### [TASK INSTRUCTIONS]
Each line of the material below that holds the word "dash" needs to be copied.

━━━━━━━━━━━━━━━━

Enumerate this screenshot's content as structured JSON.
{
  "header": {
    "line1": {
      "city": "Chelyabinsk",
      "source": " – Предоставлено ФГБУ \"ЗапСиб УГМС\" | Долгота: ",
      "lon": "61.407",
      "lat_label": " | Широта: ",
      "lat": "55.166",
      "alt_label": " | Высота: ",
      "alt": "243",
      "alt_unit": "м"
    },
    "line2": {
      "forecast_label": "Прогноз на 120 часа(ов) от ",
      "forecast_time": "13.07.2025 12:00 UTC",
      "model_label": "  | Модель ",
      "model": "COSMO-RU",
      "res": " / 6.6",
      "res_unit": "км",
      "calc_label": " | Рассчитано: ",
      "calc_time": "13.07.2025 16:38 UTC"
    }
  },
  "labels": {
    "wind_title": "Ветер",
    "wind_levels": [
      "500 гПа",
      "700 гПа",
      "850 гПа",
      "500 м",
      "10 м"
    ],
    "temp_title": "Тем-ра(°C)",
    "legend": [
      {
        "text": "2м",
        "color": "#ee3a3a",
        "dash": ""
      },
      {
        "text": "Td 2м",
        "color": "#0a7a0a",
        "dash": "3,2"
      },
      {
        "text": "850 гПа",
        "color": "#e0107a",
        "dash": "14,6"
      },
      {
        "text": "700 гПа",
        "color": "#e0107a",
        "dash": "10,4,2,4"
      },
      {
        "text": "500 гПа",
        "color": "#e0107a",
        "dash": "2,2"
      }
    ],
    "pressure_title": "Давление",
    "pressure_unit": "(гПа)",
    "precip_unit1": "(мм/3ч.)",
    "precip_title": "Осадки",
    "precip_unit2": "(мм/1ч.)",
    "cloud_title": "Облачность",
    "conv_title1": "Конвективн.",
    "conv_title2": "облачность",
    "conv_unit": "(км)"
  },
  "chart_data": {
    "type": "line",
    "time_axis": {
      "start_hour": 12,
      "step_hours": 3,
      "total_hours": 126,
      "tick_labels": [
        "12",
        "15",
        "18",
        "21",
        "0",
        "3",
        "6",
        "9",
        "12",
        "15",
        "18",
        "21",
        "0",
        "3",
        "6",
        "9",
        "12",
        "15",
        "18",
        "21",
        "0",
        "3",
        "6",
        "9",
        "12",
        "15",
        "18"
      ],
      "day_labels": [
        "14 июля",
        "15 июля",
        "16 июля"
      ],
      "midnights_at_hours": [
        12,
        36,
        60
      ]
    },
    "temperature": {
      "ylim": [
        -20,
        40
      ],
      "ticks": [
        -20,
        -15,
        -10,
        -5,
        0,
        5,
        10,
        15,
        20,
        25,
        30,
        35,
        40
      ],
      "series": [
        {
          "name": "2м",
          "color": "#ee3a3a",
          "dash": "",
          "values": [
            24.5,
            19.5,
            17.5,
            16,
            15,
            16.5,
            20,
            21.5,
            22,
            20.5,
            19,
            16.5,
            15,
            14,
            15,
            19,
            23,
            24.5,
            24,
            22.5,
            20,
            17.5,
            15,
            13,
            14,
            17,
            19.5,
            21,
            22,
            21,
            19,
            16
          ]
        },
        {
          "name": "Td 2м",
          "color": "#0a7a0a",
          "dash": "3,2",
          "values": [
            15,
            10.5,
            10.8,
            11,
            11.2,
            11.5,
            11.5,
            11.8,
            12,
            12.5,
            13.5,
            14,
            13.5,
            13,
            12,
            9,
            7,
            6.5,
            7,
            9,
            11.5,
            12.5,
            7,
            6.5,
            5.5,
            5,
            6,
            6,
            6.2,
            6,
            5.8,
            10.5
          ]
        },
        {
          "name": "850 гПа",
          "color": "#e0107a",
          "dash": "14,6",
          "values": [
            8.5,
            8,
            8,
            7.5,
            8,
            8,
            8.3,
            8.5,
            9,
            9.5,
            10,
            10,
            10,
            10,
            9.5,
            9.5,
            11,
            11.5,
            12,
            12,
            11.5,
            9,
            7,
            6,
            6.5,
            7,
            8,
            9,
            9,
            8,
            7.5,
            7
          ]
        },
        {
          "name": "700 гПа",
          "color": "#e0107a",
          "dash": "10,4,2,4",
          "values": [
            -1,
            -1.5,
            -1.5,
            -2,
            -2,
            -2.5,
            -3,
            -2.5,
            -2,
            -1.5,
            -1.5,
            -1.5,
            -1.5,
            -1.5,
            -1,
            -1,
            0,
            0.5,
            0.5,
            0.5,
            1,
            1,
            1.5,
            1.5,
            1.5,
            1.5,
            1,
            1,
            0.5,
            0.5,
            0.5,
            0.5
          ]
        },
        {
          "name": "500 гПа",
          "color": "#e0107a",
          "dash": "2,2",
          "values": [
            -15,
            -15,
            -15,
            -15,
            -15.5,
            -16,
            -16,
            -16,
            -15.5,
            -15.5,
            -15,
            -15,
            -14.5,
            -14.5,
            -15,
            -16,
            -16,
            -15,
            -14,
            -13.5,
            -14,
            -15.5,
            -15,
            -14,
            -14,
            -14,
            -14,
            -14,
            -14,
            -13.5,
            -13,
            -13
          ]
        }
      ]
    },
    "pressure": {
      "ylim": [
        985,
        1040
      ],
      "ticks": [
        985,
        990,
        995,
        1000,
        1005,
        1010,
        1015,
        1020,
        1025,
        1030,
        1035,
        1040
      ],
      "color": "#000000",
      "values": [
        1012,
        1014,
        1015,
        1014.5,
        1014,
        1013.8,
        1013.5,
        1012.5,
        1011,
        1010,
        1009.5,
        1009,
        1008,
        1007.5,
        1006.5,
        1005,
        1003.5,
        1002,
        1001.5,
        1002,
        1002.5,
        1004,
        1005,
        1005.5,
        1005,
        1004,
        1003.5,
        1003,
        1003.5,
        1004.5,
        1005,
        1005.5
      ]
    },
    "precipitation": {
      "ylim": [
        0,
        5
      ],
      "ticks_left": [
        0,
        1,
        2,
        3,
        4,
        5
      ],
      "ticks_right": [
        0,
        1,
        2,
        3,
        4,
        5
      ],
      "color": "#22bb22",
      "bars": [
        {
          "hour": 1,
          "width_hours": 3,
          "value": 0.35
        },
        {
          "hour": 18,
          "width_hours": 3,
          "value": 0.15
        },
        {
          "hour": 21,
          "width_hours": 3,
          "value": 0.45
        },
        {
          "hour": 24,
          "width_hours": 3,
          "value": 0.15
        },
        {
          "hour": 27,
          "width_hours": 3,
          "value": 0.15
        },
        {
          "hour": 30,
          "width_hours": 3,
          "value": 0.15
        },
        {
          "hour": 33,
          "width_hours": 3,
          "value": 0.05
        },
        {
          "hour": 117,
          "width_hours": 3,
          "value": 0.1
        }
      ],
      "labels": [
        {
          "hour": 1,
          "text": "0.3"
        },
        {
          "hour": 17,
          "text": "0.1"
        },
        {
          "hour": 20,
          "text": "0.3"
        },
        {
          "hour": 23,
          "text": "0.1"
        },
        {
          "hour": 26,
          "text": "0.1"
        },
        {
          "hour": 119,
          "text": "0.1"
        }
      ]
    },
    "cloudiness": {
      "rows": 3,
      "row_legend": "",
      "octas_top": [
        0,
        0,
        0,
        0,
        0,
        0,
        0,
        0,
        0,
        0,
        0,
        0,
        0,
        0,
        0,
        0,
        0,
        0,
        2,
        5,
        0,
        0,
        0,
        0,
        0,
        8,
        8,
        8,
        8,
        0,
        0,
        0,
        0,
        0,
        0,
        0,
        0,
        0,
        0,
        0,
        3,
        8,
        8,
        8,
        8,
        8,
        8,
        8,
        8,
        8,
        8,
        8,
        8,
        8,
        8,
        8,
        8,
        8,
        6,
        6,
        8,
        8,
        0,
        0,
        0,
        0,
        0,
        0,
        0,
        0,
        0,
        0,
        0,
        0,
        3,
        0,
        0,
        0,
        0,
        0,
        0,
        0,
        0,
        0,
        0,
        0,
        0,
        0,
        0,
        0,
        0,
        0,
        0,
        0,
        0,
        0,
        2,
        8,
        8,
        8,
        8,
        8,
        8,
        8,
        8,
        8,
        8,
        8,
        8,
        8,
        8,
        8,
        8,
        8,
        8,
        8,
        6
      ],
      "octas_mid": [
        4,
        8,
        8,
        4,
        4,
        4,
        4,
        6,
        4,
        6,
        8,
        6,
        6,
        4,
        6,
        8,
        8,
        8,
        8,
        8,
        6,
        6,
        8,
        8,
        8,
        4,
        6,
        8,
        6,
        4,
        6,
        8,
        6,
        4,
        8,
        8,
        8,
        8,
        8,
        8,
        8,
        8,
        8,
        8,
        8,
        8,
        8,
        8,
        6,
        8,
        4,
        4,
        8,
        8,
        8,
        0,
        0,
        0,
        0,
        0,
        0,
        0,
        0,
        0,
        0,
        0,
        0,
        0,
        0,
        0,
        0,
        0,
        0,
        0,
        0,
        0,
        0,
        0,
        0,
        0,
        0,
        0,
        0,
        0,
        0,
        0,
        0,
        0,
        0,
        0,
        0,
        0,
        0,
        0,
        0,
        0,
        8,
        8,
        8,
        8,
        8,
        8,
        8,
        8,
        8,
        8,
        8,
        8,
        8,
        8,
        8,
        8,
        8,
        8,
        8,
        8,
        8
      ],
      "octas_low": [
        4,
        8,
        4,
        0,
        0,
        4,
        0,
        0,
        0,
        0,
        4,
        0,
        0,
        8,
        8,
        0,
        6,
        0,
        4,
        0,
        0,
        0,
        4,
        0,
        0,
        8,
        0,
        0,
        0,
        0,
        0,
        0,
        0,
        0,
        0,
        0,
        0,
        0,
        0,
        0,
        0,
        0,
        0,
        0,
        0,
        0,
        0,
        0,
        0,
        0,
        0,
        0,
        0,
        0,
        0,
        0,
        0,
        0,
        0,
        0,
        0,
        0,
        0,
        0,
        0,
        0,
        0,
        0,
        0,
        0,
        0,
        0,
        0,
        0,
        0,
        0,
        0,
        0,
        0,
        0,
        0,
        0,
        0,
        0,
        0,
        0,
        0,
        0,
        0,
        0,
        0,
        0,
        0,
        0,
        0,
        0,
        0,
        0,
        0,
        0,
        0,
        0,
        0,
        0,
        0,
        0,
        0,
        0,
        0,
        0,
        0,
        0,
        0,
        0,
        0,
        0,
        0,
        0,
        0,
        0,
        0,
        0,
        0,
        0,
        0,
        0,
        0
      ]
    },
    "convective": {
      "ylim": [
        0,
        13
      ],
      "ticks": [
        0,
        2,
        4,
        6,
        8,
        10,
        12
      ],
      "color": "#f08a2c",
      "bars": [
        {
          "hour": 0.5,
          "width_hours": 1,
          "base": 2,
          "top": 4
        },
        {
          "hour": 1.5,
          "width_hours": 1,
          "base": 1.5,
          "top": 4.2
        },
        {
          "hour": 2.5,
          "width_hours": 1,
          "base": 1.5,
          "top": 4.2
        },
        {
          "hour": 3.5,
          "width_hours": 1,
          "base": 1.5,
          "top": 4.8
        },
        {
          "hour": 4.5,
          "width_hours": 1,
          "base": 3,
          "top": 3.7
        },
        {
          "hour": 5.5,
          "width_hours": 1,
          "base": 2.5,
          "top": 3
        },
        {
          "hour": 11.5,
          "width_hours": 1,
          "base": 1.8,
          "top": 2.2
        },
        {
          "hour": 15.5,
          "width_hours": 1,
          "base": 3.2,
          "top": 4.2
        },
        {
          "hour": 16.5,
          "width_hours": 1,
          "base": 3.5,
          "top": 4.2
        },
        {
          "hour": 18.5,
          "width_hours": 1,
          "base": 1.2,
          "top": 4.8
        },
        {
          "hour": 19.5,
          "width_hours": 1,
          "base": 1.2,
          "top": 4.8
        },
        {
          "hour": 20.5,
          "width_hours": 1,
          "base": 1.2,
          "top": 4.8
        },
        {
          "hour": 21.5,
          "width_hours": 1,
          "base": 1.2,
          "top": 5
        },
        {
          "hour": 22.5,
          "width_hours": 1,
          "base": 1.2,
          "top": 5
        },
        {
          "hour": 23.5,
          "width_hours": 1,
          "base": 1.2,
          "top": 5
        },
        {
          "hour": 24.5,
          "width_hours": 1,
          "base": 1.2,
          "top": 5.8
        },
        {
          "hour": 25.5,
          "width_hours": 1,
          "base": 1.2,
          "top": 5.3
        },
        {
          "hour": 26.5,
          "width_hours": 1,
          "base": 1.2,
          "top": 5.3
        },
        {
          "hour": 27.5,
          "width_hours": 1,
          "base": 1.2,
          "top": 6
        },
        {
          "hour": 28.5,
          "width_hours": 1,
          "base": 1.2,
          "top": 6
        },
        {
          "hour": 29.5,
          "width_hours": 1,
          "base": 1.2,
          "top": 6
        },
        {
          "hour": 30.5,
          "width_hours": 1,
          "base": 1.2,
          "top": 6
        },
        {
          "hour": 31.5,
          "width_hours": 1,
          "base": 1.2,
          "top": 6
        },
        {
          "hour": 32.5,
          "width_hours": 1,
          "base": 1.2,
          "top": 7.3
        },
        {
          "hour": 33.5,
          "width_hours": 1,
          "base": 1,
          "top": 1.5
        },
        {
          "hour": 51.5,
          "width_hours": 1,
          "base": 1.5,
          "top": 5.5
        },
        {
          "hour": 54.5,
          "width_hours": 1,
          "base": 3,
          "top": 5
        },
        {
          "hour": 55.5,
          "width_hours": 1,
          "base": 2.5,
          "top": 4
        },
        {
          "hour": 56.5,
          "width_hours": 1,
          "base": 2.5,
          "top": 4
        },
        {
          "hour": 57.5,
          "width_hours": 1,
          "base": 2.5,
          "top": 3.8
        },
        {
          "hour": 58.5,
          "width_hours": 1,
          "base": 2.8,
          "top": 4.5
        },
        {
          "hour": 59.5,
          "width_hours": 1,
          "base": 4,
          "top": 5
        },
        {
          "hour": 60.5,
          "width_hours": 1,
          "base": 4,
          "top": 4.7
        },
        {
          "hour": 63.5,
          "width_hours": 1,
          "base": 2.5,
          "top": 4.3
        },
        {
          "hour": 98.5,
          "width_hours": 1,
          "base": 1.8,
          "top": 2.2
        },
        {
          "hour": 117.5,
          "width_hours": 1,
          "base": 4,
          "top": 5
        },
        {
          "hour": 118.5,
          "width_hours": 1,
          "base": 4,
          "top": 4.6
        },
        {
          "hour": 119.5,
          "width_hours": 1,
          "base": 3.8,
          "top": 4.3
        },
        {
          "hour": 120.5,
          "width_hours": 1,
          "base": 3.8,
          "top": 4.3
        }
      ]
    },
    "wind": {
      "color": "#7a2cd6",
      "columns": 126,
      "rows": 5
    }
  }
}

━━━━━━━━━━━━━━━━

### [ANSWER BELOW]
        "dash": ""
        "dash": "3,2"
        "dash": "14,6"
        "dash": "10,4,2,4"
        "dash": "2,2"
          "dash": "",
          "dash": "3,2",
          "dash": "14,6",
          "dash": "10,4,2,4",
          "dash": "2,2",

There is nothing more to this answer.